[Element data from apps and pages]
◆ ◆ ◆ ◆ ◆ ◆ ◆

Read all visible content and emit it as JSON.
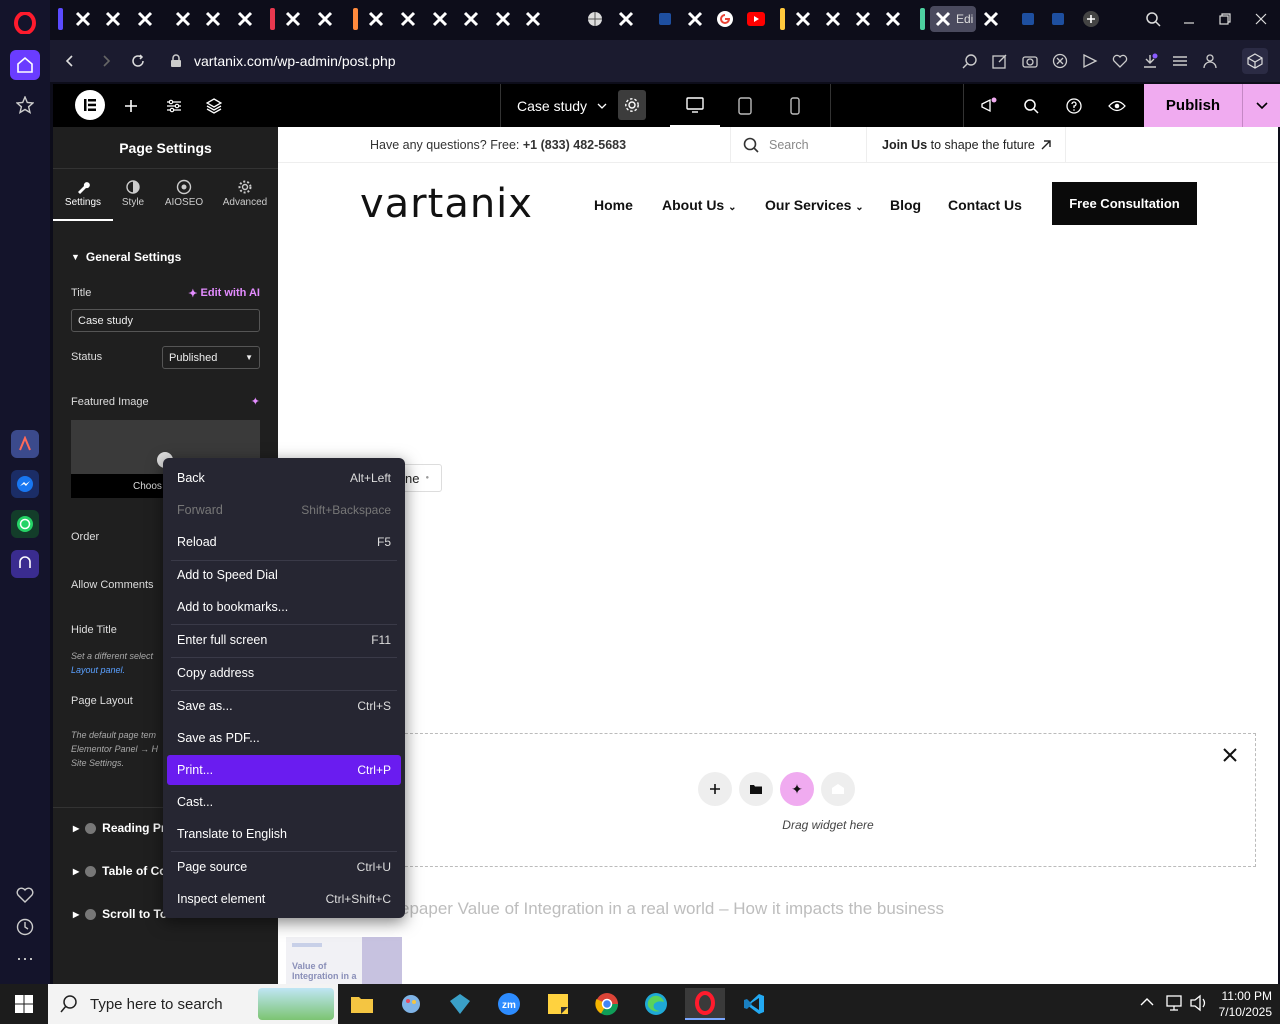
{
  "browser": {
    "url": "vartanix.com/wp-admin/post.php",
    "active_tab_label": "Edi"
  },
  "elementor": {
    "document_name": "Case study",
    "publish_label": "Publish"
  },
  "panel": {
    "title": "Page Settings",
    "tabs": [
      {
        "label": "Settings",
        "icon": "wrench-icon"
      },
      {
        "label": "Style",
        "icon": "contrast-icon"
      },
      {
        "label": "AIOSEO",
        "icon": "aioseo-icon"
      },
      {
        "label": "Advanced",
        "icon": "gear-icon"
      }
    ],
    "general_settings": "General Settings",
    "title_label": "Title",
    "edit_with_ai": "Edit with AI",
    "title_value": "Case study",
    "status_label": "Status",
    "status_value": "Published",
    "featured_image_label": "Featured Image",
    "choose_image": "Choos",
    "order_label": "Order",
    "allow_comments_label": "Allow Comments",
    "hide_title_label": "Hide Title",
    "hide_title_hint_1": "Set a different select",
    "hide_title_hint_2": "Layout panel.",
    "page_layout_label": "Page Layout",
    "page_layout_hint_1": "The default page tem",
    "page_layout_hint_2": "Elementor Panel → H",
    "page_layout_hint_3": "Site Settings.",
    "collapsed_sections": [
      "Reading Pr",
      "Table of Co",
      "Scroll to To"
    ]
  },
  "site": {
    "questions_text": "Have any questions? Free: ",
    "phone": "+1 (833) 482-5683",
    "search_placeholder": "Search",
    "join_bold": "Join Us",
    "join_rest": " to shape the future",
    "logo": "vartanix",
    "nav": [
      "Home",
      "About Us",
      "Our Services",
      "Blog",
      "Contact Us"
    ],
    "cta": "Free Consultation",
    "partial_button": "ne",
    "drag_widget": "Drag widget here",
    "post_title": "epaper Value of Integration in a real world – How it impacts the business",
    "thumb_text_1": "Value of",
    "thumb_text_2": "Integration in a"
  },
  "context_menu": [
    {
      "label": "Back",
      "shortcut": "Alt+Left",
      "disabled": false
    },
    {
      "label": "Forward",
      "shortcut": "Shift+Backspace",
      "disabled": true
    },
    {
      "label": "Reload",
      "shortcut": "F5",
      "disabled": false
    },
    {
      "label": "Add to Speed Dial",
      "shortcut": "",
      "disabled": false
    },
    {
      "label": "Add to bookmarks...",
      "shortcut": "",
      "disabled": false
    },
    {
      "label": "Enter full screen",
      "shortcut": "F11",
      "disabled": false
    },
    {
      "label": "Copy address",
      "shortcut": "",
      "disabled": false
    },
    {
      "label": "Save as...",
      "shortcut": "Ctrl+S",
      "disabled": false
    },
    {
      "label": "Save as PDF...",
      "shortcut": "",
      "disabled": false
    },
    {
      "label": "Print...",
      "shortcut": "Ctrl+P",
      "disabled": false,
      "highlighted": true
    },
    {
      "label": "Cast...",
      "shortcut": "",
      "disabled": false
    },
    {
      "label": "Translate to English",
      "shortcut": "",
      "disabled": false
    },
    {
      "label": "Page source",
      "shortcut": "Ctrl+U",
      "disabled": false
    },
    {
      "label": "Inspect element",
      "shortcut": "Ctrl+Shift+C",
      "disabled": false
    }
  ],
  "taskbar": {
    "search_placeholder": "Type here to search",
    "time": "11:00 PM",
    "date": "7/10/2025"
  },
  "colors": {
    "accent": "#6a1cf0",
    "publish": "#f0abf0",
    "opera_red": "#ff1b2d"
  }
}
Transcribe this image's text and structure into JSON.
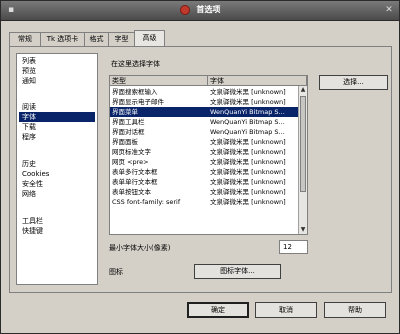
{
  "window": {
    "title": "首选项",
    "menu_icon": "window-menu-icon",
    "close_icon": "close-icon"
  },
  "tabs": [
    {
      "label": "常规"
    },
    {
      "label": "Tk 选项卡"
    },
    {
      "label": "格式"
    },
    {
      "label": "字型"
    },
    {
      "label": "高级"
    }
  ],
  "categories": [
    {
      "label": "列表"
    },
    {
      "label": "预览"
    },
    {
      "label": "通知"
    },
    {
      "label": "阅读"
    },
    {
      "label": "字体"
    },
    {
      "label": "下载"
    },
    {
      "label": "程序"
    },
    {
      "label": "历史"
    },
    {
      "label": "Cookies"
    },
    {
      "label": "安全性"
    },
    {
      "label": "网络"
    },
    {
      "label": "工具栏"
    },
    {
      "label": "快捷键"
    }
  ],
  "fonts_section": {
    "heading": "在这里选择字体",
    "select_button": "选择...",
    "columns": {
      "type": "类型",
      "font": "字体"
    },
    "rows": [
      {
        "type": "界面搜索框输入",
        "font": "文泉驿微米黑 [unknown]"
      },
      {
        "type": "界面显示电子邮件",
        "font": "文泉驿微米黑 [unknown]"
      },
      {
        "type": "界面菜单",
        "font": "WenQuanYi Bitmap S..."
      },
      {
        "type": "界面工具栏",
        "font": "WenQuanYi Bitmap S..."
      },
      {
        "type": "界面对话框",
        "font": "WenQuanYi Bitmap S..."
      },
      {
        "type": "界面面板",
        "font": "文泉驿微米黑 [unknown]"
      },
      {
        "type": "网页标准文字",
        "font": "文泉驿微米黑 [unknown]"
      },
      {
        "type": "网页 <pre>",
        "font": "文泉驿微米黑 [unknown]"
      },
      {
        "type": "表单多行文本框",
        "font": "文泉驿微米黑 [unknown]"
      },
      {
        "type": "表单单行文本框",
        "font": "文泉驿微米黑 [unknown]"
      },
      {
        "type": "表单按钮文本",
        "font": "文泉驿微米黑 [unknown]"
      },
      {
        "type": "CSS font-family: serif",
        "font": "文泉驿微米黑 [unknown]"
      }
    ],
    "selected_row": 2,
    "min_size_label": "最小字体大小(像素)",
    "min_size_value": "12",
    "font_label": "图标",
    "font_button": "图标字体..."
  },
  "buttons": {
    "ok": "确定",
    "cancel": "取消",
    "help": "帮助"
  }
}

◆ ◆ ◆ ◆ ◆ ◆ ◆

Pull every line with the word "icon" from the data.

ANSWER TO THE PROBLEM:
        "icon": "wrench-icon"
        "icon": "contrast-icon"
        "icon": "aioseo-icon"
        "icon": "gear-icon"
    "menu_icon": "window-menu-icon",
    "close_icon": "close-icon"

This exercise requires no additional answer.